Contrast this with the awful treatment two of our friends received at the hands of staff at the Polo Lounge in Glasgow recently. Nathan and Robert are both disabled, and it was this that was the cause of their troubles at the hands of the staff at this establishment, owned and run by Stephan King’s G1 entertainment company. Whilst Nathan was physically carried out of the club by a bouncer, Robert was left crawling about on the floor after having been refused entry due to his being disabled. Two police vans had been summoned by staff. You can read more about the incident here. A bit of a faux-pas for the meatheads on the Polo door as Nathan and Robert are probably two of the most visible and well connected members of the Scottish LGBT community. Nathan works for the Equality Network in fact. They are now considering action against the G1 group under the Equalities Act for discrimination on the grounds of disability. Good luck to them, and remember their story if you’re thinking of visiting the Polo for some of their usual indifferent service and overpriced drinks… Tweet them and tell them what you think about their discrimination (note to owners, it is more than possible to have a ramp up the steps in front of what used to be Cafe Moda which links through to the Polo…and toilets shouldn’t be a problem either…as I remember)

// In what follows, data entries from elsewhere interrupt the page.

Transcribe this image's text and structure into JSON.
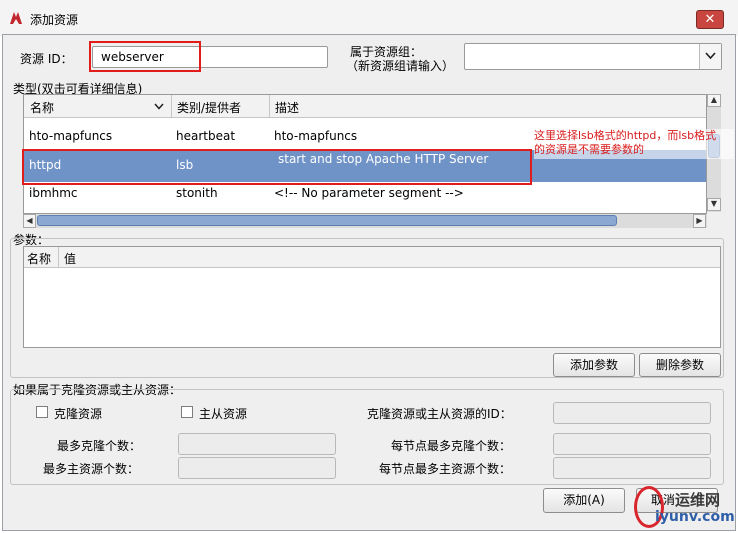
{
  "window": {
    "title": "添加资源",
    "close_glyph": "✕"
  },
  "resource_id": {
    "label": "资源 ID：",
    "value": "webserver"
  },
  "group": {
    "label_line1": "属于资源组：",
    "label_line2": "（新资源组请输入）",
    "value": ""
  },
  "types": {
    "section_label": "类型(双击可看详细信息)",
    "columns": [
      "名称",
      "类别/提供者",
      "描述"
    ],
    "rows": [
      {
        "name": "hto-mapfuncs",
        "provider": "heartbeat",
        "desc": "hto-mapfuncs"
      },
      {
        "name": "httpd",
        "provider": "lsb",
        "desc": "start and stop Apache HTTP Server"
      },
      {
        "name": "ibmhmc",
        "provider": "stonith",
        "desc": "<!-- No parameter segment -->"
      }
    ],
    "selected_index": 1,
    "annotation_line1": "这里选择lsb格式的httpd，而lsb格式",
    "annotation_line2": "的资源是不需要参数的"
  },
  "params": {
    "section_label": "参数：",
    "columns": [
      "名称",
      "值"
    ],
    "add_button": "添加参数",
    "delete_button": "删除参数"
  },
  "clone": {
    "section_label": "如果属于克隆资源或主从资源：",
    "clone_checkbox": "克隆资源",
    "master_checkbox": "主从资源",
    "clone_id_label": "克隆资源或主从资源的ID：",
    "max_clones_label": "最多克隆个数：",
    "max_master_label": "最多主资源个数：",
    "node_max_clones_label": "每节点最多克隆个数：",
    "node_max_master_label": "每节点最多主资源个数："
  },
  "footer": {
    "add_button": "添加(A)",
    "cancel_button": "取消"
  },
  "watermark": {
    "text_top": "运维网",
    "text_bottom": "iyunv.com"
  },
  "colors": {
    "selection": "#6f93c6",
    "annotation": "#d81b1b",
    "highlight_box": "#e21b1b"
  }
}
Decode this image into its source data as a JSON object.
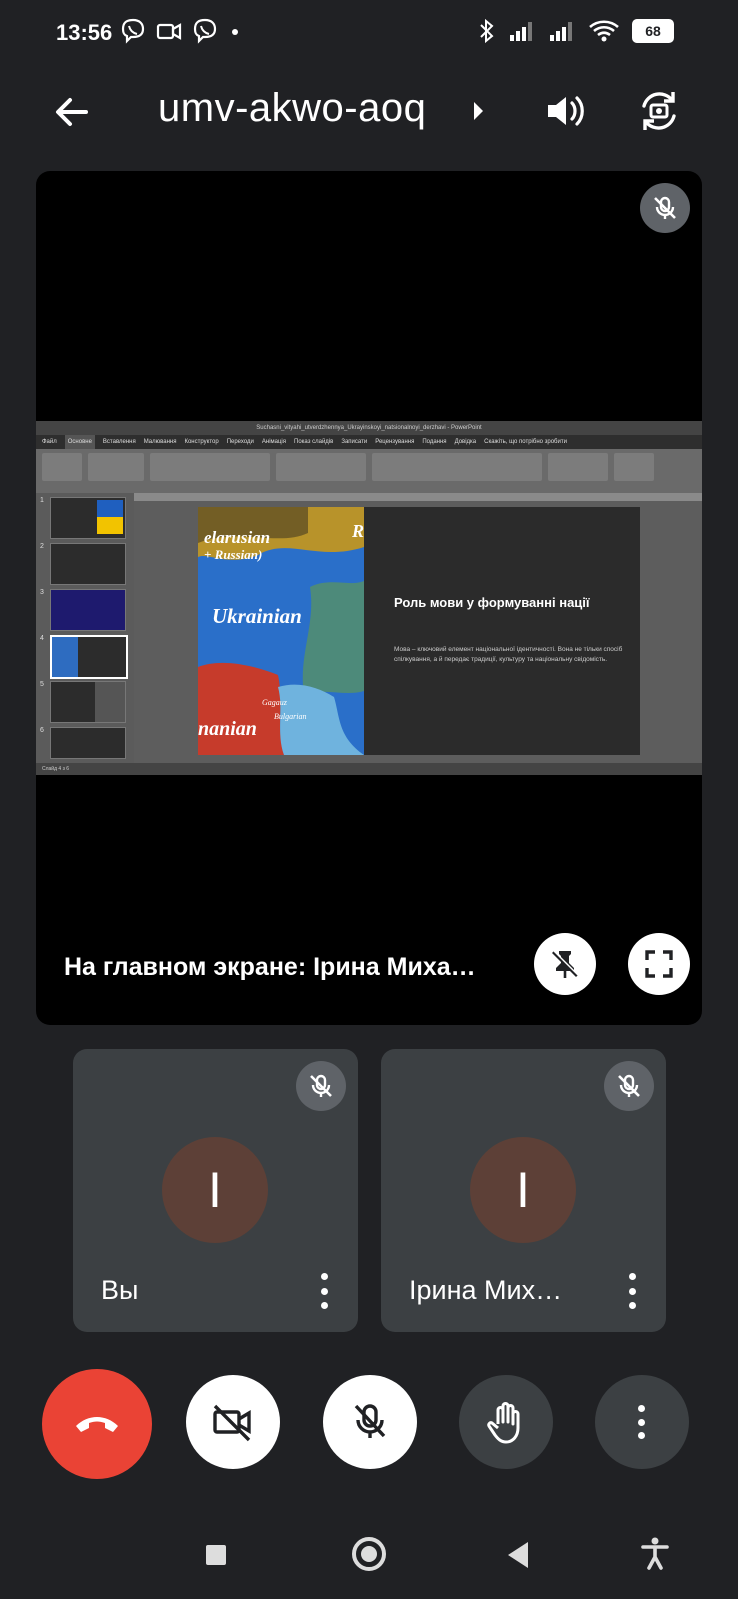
{
  "status_bar": {
    "time": "13:56",
    "battery": "68",
    "icons": [
      "viber-icon",
      "video-call-icon",
      "viber-icon",
      "dot-icon",
      "bluetooth-icon",
      "signal-icon",
      "signal-icon",
      "wifi-icon",
      "battery-icon"
    ]
  },
  "top_bar": {
    "meeting_code": "umv-akwo-aoq",
    "back_icon": "arrow-left-icon",
    "speaker_icon": "volume-icon",
    "switch_camera_icon": "camera-switch-icon"
  },
  "stage": {
    "presenting_label": "На главном экране: Ірина Миха…",
    "ppt": {
      "window_title": "Suchasni_vityahi_utverdzhennya_Ukrayinskoyi_natsionalnoyi_derzhavi - PowerPoint",
      "tabs": [
        "Файл",
        "Основне",
        "Вставлення",
        "Малювання",
        "Конструктор",
        "Переходи",
        "Анімація",
        "Показ слайдів",
        "Записати",
        "Рецензування",
        "Подання",
        "Довідка",
        "Скажіть, що потрібно зробити"
      ],
      "thumb_numbers": [
        "1",
        "2",
        "3",
        "4",
        "5",
        "6"
      ],
      "status_text": "Слайд 4 з 6",
      "slide": {
        "map_label_1": "elarusian",
        "map_label_2": "+ Russian)",
        "map_label_3": "Ukrainian",
        "map_label_4": "nanian",
        "map_label_5": "Gagauz",
        "map_label_6": "Bulgarian",
        "map_label_7": "R",
        "title": "Роль мови у формуванні нації",
        "body": "Мова – ключовий елемент національної ідентичності. Вона не тільки спосіб спілкування, а й передає традиції, культуру та національну свідомість."
      }
    }
  },
  "participants": [
    {
      "name": "Вы",
      "initial": "I",
      "avatar_color": "#5d4037"
    },
    {
      "name": "Ірина Мих…",
      "initial": "I",
      "avatar_color": "#5d4037"
    }
  ],
  "controls": {
    "end_call_color": "#ea4335",
    "icons": [
      "phone-end-icon",
      "camera-off-icon",
      "mic-off-icon",
      "raise-hand-icon",
      "more-vert-icon"
    ]
  }
}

South Africa legislated for equality in its post Apartheid constitution. Scotland and the rest of the UK are following. Let’s hope G1 and the Polo stop dragging their knuckles across the ground and wake up to this….its called progress and social justice…